Accountants aren’t just bean counters. Their experience helping hundreds of clients run different businesses coupled with their technical understanding of accounting systems and tax law, can be useful at any point in the life of your business. So what can they do to help your business grow?
Freeing up your time is the most obvious way an accountant can help. As the head of your business, your time is likely better spent elsewhere. Instead of slaving over figures, you can generate more income, which will more than cover your accounting costs. While this is often the key motivating factor for hiring an accountant, it is by no means the most important.
You need money to grow. An accountant can make sure your business structure and accounting systems are set up to ensure you only pay the tax you legally owe. Many small companies miss out on large tax savings because they don’t have the right business structure, aren’t aware of the full range of allowable expenses and tax-free benefits, and don’t know how to extract and invest money from their company tax-efficiently.
Again, this is something everyone knows, though they might not realise the tax savings tend to cover accounting fees, and more, especially as your business grows.
When you’re trying to raise funds either to start a business or push it to the next level, speaking to an accountant is highly advisable. This is something they deal with every day. They know the full range of funding options available to you, and can make sure your application or campaign has the best chance of success.
When you decide it’s time to expand, your accountant can help evaluate your strengths and weaknesses, identify new markets or revenue streams, and advise on how to adapt the structure of your business. They can help you put a strategic plan in place and consult on how to make it happen. Because they know your finances inside out, and are plugged into the economy, they are best-placed to offer advice on how to grow.

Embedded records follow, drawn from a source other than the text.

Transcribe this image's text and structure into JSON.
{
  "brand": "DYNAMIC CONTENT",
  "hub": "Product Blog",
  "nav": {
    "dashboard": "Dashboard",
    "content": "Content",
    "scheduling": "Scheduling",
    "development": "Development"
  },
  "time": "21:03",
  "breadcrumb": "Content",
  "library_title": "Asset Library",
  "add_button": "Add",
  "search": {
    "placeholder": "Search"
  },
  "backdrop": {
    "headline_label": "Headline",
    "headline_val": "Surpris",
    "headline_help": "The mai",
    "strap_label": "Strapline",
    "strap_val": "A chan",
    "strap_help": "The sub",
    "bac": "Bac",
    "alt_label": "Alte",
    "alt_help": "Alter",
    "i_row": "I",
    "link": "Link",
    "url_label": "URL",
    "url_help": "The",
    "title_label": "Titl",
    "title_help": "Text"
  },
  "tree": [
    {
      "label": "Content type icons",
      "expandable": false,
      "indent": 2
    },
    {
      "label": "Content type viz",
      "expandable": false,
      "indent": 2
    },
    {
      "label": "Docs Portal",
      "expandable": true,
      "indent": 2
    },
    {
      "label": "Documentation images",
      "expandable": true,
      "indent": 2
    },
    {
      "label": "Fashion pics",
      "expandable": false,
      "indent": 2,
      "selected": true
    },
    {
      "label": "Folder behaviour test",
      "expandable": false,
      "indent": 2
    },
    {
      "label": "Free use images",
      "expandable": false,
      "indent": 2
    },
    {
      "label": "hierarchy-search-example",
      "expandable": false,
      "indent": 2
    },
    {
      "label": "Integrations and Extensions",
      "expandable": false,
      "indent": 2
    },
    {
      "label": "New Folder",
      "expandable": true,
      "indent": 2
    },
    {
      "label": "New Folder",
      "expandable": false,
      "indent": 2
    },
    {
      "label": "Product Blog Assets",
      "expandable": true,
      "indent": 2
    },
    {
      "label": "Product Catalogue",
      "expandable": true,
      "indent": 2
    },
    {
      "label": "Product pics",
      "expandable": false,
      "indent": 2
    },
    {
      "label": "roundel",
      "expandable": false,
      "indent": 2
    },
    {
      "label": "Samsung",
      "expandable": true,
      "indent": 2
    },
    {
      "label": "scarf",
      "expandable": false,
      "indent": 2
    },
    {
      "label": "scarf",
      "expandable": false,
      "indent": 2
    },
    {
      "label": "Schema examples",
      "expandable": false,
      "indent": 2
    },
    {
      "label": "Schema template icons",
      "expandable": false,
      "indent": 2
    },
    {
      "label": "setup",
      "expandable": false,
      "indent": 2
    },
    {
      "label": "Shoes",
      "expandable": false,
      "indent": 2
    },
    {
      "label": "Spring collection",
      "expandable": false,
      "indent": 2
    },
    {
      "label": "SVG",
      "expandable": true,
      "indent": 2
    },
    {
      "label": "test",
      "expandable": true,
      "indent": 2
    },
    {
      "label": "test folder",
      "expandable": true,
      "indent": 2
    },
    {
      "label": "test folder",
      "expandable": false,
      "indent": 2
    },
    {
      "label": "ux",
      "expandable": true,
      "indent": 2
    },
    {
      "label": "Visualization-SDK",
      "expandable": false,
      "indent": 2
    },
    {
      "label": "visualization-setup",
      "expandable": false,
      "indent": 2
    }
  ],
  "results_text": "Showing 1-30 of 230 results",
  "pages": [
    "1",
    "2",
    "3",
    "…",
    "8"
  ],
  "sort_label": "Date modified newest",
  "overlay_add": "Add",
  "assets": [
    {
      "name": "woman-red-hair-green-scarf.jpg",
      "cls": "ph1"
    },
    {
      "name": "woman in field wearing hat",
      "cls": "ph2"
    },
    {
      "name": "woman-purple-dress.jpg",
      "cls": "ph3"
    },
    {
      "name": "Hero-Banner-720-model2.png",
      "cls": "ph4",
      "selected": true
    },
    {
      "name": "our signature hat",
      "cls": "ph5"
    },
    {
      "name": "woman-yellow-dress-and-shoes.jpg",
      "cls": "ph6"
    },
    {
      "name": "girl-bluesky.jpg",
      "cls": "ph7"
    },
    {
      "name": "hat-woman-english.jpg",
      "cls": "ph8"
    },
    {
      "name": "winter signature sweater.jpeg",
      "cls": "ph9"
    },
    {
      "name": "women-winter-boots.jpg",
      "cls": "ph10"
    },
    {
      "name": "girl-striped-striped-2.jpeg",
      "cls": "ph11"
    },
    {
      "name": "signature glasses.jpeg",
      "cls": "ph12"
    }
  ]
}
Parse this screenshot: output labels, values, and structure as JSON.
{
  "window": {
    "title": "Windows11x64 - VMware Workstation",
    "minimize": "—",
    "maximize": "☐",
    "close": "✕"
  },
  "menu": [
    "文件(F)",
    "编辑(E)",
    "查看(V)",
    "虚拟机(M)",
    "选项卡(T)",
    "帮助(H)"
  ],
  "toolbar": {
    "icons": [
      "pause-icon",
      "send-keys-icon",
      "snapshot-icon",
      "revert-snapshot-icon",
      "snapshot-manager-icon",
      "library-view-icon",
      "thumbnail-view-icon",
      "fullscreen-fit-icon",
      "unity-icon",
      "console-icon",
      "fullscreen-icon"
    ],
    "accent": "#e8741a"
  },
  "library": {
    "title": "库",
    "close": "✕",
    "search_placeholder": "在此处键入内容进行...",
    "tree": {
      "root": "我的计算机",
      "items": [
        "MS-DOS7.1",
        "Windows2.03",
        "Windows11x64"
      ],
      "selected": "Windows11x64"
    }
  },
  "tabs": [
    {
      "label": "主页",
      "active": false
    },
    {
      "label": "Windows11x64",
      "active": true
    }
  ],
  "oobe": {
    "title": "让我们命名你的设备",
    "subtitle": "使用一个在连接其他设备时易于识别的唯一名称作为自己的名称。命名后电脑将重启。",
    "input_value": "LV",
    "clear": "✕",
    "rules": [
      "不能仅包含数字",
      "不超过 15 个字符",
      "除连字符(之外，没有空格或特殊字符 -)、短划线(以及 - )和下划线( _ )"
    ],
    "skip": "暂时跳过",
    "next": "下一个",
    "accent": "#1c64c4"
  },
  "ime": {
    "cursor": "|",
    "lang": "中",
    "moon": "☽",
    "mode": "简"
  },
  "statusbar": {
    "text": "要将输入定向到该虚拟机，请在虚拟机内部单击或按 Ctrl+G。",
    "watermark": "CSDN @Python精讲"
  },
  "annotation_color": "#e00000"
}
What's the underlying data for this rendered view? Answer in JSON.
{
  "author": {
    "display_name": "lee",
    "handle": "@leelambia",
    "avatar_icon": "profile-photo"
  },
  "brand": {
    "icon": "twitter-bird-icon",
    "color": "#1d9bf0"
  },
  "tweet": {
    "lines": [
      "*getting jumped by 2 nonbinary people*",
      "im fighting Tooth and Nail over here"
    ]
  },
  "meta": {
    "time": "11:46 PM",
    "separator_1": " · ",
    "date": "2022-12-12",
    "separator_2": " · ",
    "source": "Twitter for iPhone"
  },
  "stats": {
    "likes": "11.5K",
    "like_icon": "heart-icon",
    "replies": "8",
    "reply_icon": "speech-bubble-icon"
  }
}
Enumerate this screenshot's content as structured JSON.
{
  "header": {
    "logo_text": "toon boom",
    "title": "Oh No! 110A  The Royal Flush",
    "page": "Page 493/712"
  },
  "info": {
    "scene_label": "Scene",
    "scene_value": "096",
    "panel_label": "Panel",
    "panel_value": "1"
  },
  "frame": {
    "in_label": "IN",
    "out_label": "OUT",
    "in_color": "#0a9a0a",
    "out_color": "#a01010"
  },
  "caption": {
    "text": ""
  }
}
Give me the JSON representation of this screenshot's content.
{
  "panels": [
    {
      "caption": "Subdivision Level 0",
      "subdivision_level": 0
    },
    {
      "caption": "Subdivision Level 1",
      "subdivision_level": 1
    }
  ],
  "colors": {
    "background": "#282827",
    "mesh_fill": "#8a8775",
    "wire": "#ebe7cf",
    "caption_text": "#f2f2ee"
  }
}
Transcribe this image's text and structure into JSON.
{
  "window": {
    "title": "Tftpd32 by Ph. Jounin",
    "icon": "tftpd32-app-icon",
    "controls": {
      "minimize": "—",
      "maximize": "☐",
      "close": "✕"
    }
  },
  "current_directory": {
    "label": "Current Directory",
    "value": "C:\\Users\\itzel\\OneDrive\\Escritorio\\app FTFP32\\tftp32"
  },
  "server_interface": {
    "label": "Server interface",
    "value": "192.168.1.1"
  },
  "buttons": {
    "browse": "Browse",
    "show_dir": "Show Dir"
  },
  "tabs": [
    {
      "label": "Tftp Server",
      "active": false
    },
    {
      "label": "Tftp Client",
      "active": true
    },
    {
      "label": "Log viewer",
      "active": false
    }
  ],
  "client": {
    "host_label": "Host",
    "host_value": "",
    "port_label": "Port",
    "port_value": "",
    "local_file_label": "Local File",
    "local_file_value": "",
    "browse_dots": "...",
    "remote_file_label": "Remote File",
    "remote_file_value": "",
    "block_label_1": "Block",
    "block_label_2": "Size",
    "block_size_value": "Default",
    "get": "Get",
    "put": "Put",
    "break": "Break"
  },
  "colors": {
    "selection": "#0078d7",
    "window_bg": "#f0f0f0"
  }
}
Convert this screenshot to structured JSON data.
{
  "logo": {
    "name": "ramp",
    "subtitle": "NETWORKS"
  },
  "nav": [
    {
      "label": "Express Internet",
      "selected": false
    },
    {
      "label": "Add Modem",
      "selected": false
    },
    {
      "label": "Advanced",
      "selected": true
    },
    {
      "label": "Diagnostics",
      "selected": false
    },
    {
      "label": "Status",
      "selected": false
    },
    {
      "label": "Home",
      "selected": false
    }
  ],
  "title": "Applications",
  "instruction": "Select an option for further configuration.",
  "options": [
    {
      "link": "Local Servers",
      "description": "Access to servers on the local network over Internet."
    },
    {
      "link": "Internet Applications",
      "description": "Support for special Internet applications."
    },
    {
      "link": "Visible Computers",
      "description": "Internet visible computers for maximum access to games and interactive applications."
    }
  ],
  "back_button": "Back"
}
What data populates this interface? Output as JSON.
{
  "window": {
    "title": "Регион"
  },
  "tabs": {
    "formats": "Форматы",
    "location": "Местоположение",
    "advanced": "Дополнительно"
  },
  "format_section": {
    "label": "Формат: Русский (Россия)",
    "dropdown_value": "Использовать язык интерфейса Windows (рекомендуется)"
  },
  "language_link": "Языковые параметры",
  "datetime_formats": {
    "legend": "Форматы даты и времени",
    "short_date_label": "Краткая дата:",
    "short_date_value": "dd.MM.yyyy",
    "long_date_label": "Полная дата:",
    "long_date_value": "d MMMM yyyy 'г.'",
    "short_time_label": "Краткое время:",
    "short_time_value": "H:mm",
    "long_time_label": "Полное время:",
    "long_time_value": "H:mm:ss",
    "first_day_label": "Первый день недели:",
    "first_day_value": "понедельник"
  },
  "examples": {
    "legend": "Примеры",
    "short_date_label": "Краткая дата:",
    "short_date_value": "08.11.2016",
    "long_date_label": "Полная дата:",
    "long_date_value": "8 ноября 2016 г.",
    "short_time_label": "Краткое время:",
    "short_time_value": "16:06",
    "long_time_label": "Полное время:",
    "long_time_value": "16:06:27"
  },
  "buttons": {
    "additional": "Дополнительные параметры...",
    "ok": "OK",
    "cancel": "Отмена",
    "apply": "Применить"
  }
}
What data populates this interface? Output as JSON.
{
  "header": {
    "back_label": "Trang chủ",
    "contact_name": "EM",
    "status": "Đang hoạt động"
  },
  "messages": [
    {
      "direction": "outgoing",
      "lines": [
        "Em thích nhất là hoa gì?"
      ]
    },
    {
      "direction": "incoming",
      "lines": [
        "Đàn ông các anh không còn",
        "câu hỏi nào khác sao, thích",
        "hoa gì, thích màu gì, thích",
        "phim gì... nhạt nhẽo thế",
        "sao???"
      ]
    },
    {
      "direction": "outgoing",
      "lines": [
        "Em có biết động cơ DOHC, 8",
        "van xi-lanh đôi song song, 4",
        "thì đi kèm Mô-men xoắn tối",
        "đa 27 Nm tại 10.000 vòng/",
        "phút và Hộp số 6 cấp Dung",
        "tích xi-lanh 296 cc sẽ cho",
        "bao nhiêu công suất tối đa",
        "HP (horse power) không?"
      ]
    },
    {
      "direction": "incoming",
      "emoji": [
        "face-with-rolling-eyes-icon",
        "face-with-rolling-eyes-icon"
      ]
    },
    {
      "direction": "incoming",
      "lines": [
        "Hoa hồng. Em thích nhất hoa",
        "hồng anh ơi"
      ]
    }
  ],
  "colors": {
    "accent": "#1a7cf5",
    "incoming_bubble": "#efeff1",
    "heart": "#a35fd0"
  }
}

Big companies have CFOs, many smaller companies don’t. You should see your accountant as your CFO, and consider discussing big business decisions with them before forging ahead, and involving them in planning for the future.